Sorry for just going on a rant – This is the result of having too many pushy people try to influence my wedding. Anyway, this email you posted may have been genuine and I could see this person actually thinking that you considered them an exception, but even so, that’s still assuming and annoying. I feel ya!
Post # 131
@Syzygy88: Blech. The world really needs to be spared from the self-righteous mommy-bloggers. They all rehash the same tired subjects as if they’re new and even remotely interesting. It’s especially painful when they try to be all hip and edgy.
As for this particular blogger, I think she’s lying through her teeth about coming across an article from a childless woman who simply can’t understand why parents prioritize their kids over hanging out with friends. Which is why she didn’t link to said article. It was just an excuse to rant about those clueless childless people who spend their empty, immature lives hanging out at the club.
Post # 132
We recieved two wedding invites when our first was 2 months old. H flew to the one in which he was a groomsman and I attended the local ceremony. I left our daughter with Mother-In-Law with a bottle of breast milk and only attended the ceremony. The ceremony is the most important part for me anyways. It was a 1.5 drive but the 1 hour orthodox ceremony was well worth it. They need to either politely decline or perhaps just attend part of the event using a trusted family member as sitter. Problem solved. I would assume, no children means no children.
Post # 133
What I wonder is if anyone saw the irony in this blogger’s post about how little time she has, and yet she has enough time to write this novel of a rant about how difficult her life is because she has children.
She made the decision to have children; she needs to suck it up. It’s no one’s problem but her own and no one, especially the “childless” folks she wants to care, gives a crap about her problems when she frames them in that manner.
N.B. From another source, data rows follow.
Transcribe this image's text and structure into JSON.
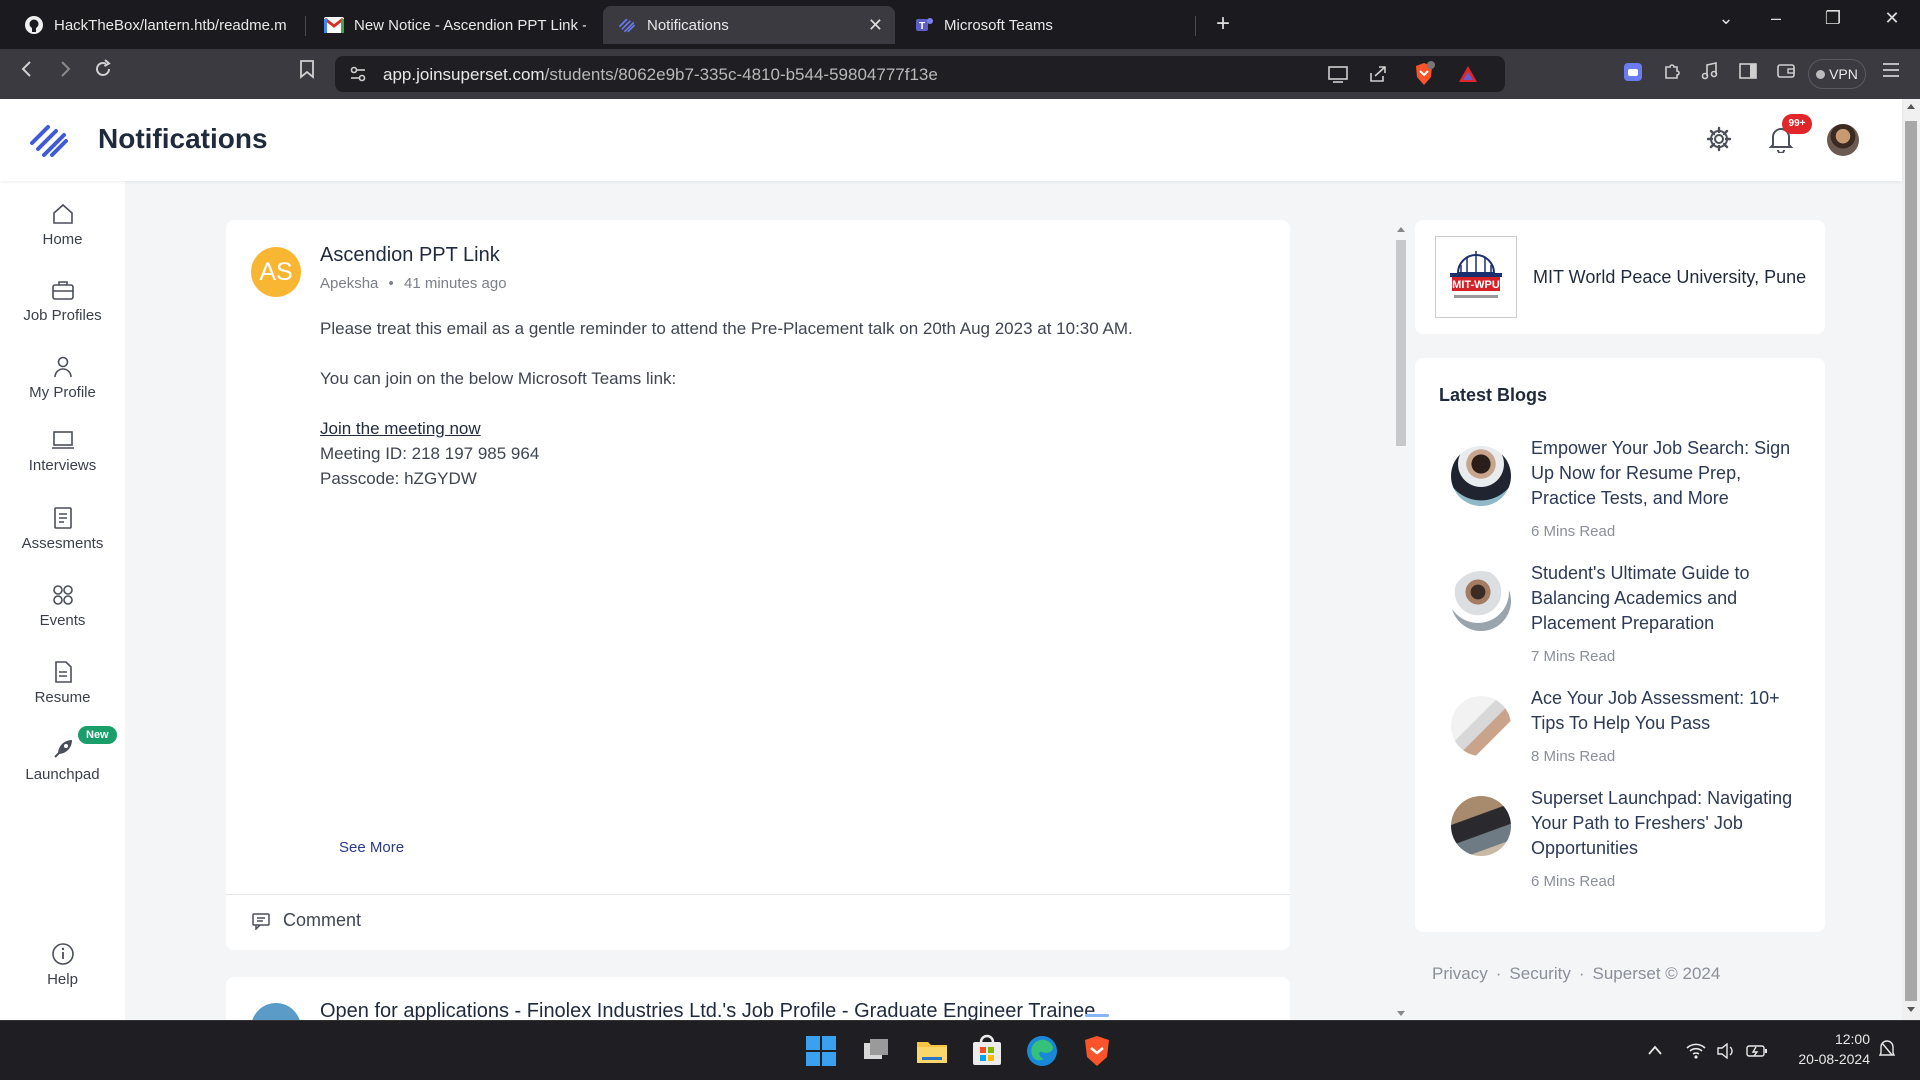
{
  "browser": {
    "tabs": [
      {
        "label": "HackTheBox/lantern.htb/readme.md",
        "icon": "github-icon"
      },
      {
        "label": "New Notice - Ascendion PPT Link -",
        "icon": "gmail-icon"
      },
      {
        "label": "Notifications",
        "icon": "superset-icon",
        "active": true
      },
      {
        "label": "Microsoft Teams",
        "icon": "teams-icon"
      }
    ],
    "url_host": "app.joinsuperset.com",
    "url_path": "/students/8062e9b7-335c-4810-b544-59804777f13e",
    "vpn_label": "VPN"
  },
  "app": {
    "title": "Notifications",
    "notification_badge": "99+",
    "colors": {
      "accent": "#3f5bd6",
      "avatar": "#f9b633",
      "new_pill": "#1a9e6a",
      "badge": "#e0252b"
    }
  },
  "sidebar": {
    "items": [
      {
        "label": "Home",
        "icon": "home-icon"
      },
      {
        "label": "Job Profiles",
        "icon": "briefcase-icon"
      },
      {
        "label": "My Profile",
        "icon": "user-icon"
      },
      {
        "label": "Interviews",
        "icon": "laptop-icon"
      },
      {
        "label": "Assesments",
        "icon": "document-icon"
      },
      {
        "label": "Events",
        "icon": "grid-icon"
      },
      {
        "label": "Resume",
        "icon": "file-icon"
      },
      {
        "label": "Launchpad",
        "icon": "rocket-icon",
        "badge": "New"
      }
    ],
    "help_label": "Help"
  },
  "post": {
    "avatar_initials": "AS",
    "title": "Ascendion PPT Link",
    "author": "Apeksha",
    "time": "41 minutes ago",
    "line1": "Please treat this email as a gentle reminder to attend the Pre-Placement talk on 20th Aug 2023 at 10:30 AM.",
    "line2": "You can join on the below Microsoft Teams link:",
    "link_text": "Join the meeting now",
    "meeting_id": "Meeting ID: 218 197 985 964",
    "passcode": "Passcode: hZGYDW",
    "see_more": "See More",
    "comment_label": "Comment"
  },
  "next_post": {
    "title": "Open for applications - Finolex Industries Ltd.'s Job Profile - Graduate Engineer Trainee"
  },
  "university": {
    "name": "MIT World Peace University, Pune",
    "logo_text": "MIT-WPU"
  },
  "blogs": {
    "heading": "Latest Blogs",
    "items": [
      {
        "title": "Empower Your Job Search: Sign Up Now for Resume Prep, Practice Tests, and More",
        "read": "6 Mins Read"
      },
      {
        "title": "Student's Ultimate Guide to Balancing Academics and Placement Preparation",
        "read": "7 Mins Read"
      },
      {
        "title": "Ace Your Job Assessment: 10+ Tips To Help You Pass",
        "read": "8 Mins Read"
      },
      {
        "title": "Superset Launchpad: Navigating Your Path to Freshers' Job Opportunities",
        "read": "6 Mins Read"
      }
    ]
  },
  "footer": {
    "privacy": "Privacy",
    "security": "Security",
    "copyright": "Superset © 2024",
    "sep": "·"
  },
  "taskbar": {
    "time": "12:00",
    "date": "20-08-2024"
  }
}
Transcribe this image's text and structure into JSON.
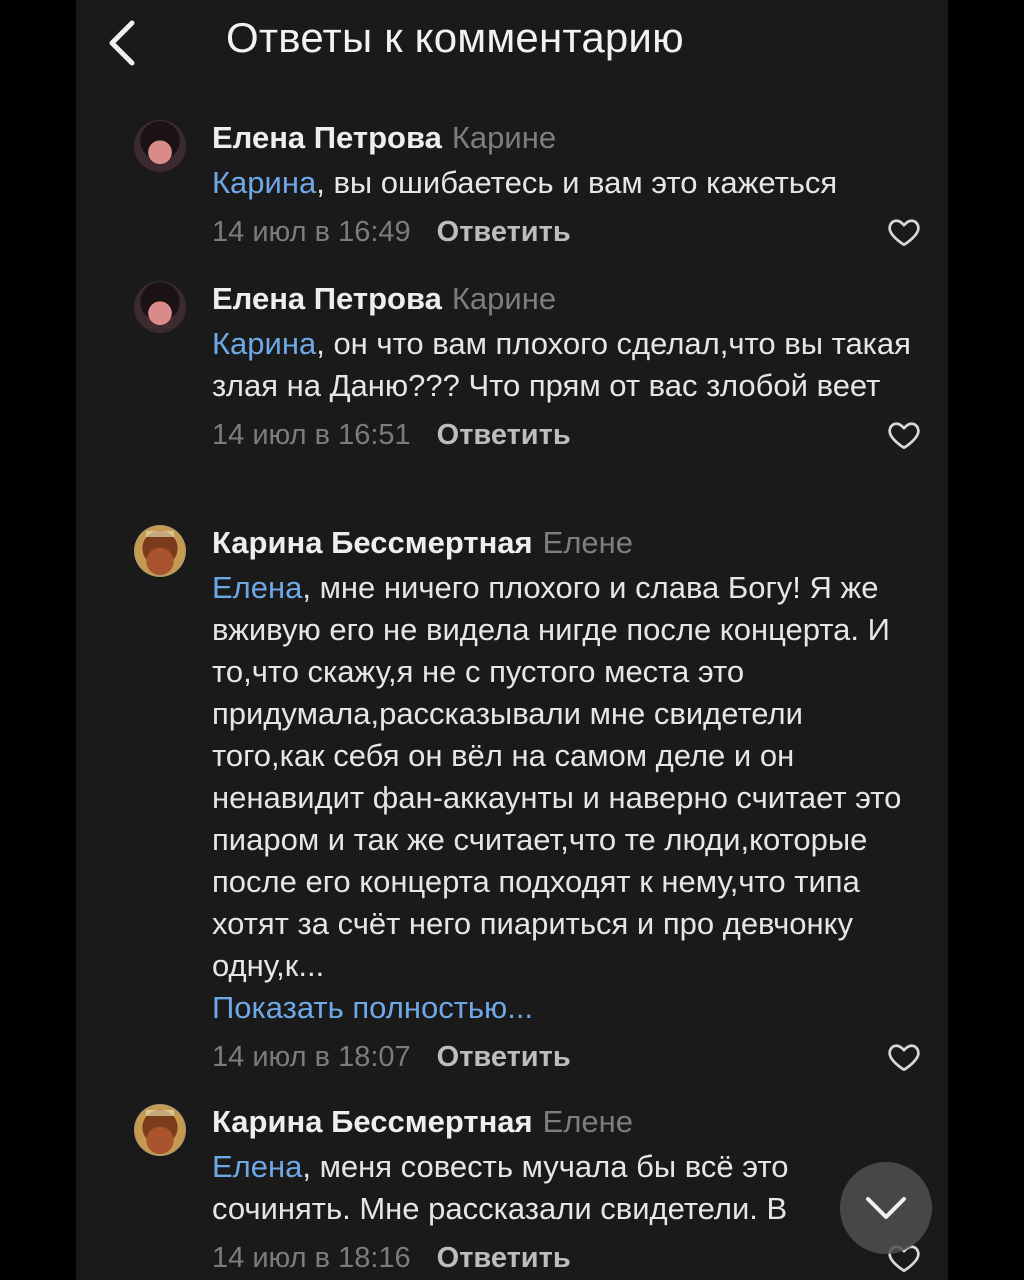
{
  "header": {
    "title": "Ответы к комментарию",
    "back_icon": "chevron-left-icon"
  },
  "comments": [
    {
      "author": "Елена Петрова",
      "reply_to": "Карине",
      "mention": "Карина",
      "text": ", вы ошибаетесь и вам это кажеться",
      "date": "14 июл в 16:49",
      "reply_label": "Ответить",
      "like_icon": "heart-icon"
    },
    {
      "author": "Елена Петрова",
      "reply_to": "Карине",
      "mention": "Карина",
      "text": ", он что вам плохого сделал,что вы такая злая на Даню??? Что прям от вас злобой веет",
      "date": "14 июл в 16:51",
      "reply_label": "Ответить",
      "like_icon": "heart-icon"
    },
    {
      "author": "Карина Бессмертная",
      "reply_to": "Елене",
      "mention": "Елена",
      "text": ", мне ничего плохого и слава Богу! Я же вживую его не видела нигде после концерта. И то,что скажу,я не с пустого места это придумала,рассказывали мне свидетели того,как себя он вёл на самом деле и он ненавидит фан-аккаунты и наверно считает это пиаром и так же считает,что те люди,которые после его концерта подходят к нему,что типа хотят за счёт него пиариться и про девчонку одну,к...",
      "show_more": "Показать полностью...",
      "date": "14 июл в 18:07",
      "reply_label": "Ответить",
      "like_icon": "heart-icon"
    },
    {
      "author": "Карина Бессмертная",
      "reply_to": "Елене",
      "mention": "Елена",
      "text": ", меня совесть мучала бы всё это сочинять. Мне рассказали свидетели. В",
      "date": "14 июл в 18:16",
      "reply_label": "Ответить",
      "like_icon": "heart-icon"
    }
  ],
  "scroll_down_icon": "chevron-down-icon",
  "colors": {
    "background": "#1a1a1a",
    "mention": "#6fa8e6",
    "secondary_text": "#7c7c7c"
  }
}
Everyone has problems; everyone runs around like a crazy person, everyone loses their mind, some on a daily basis, and not all of those people have children. She and every other parent like her need to get over themselves.
Post # 135
The utter gall of this board is crazy. I’m also waiting with baited breath at her response. Sorry breeders, every event isn’t made for and such is life. I hope to be a mom someday and can assure you I would never be this clueless and tacky.
Post # 136
You have handled yourself like a pro. I am anxiously waiting for the response, eeeee!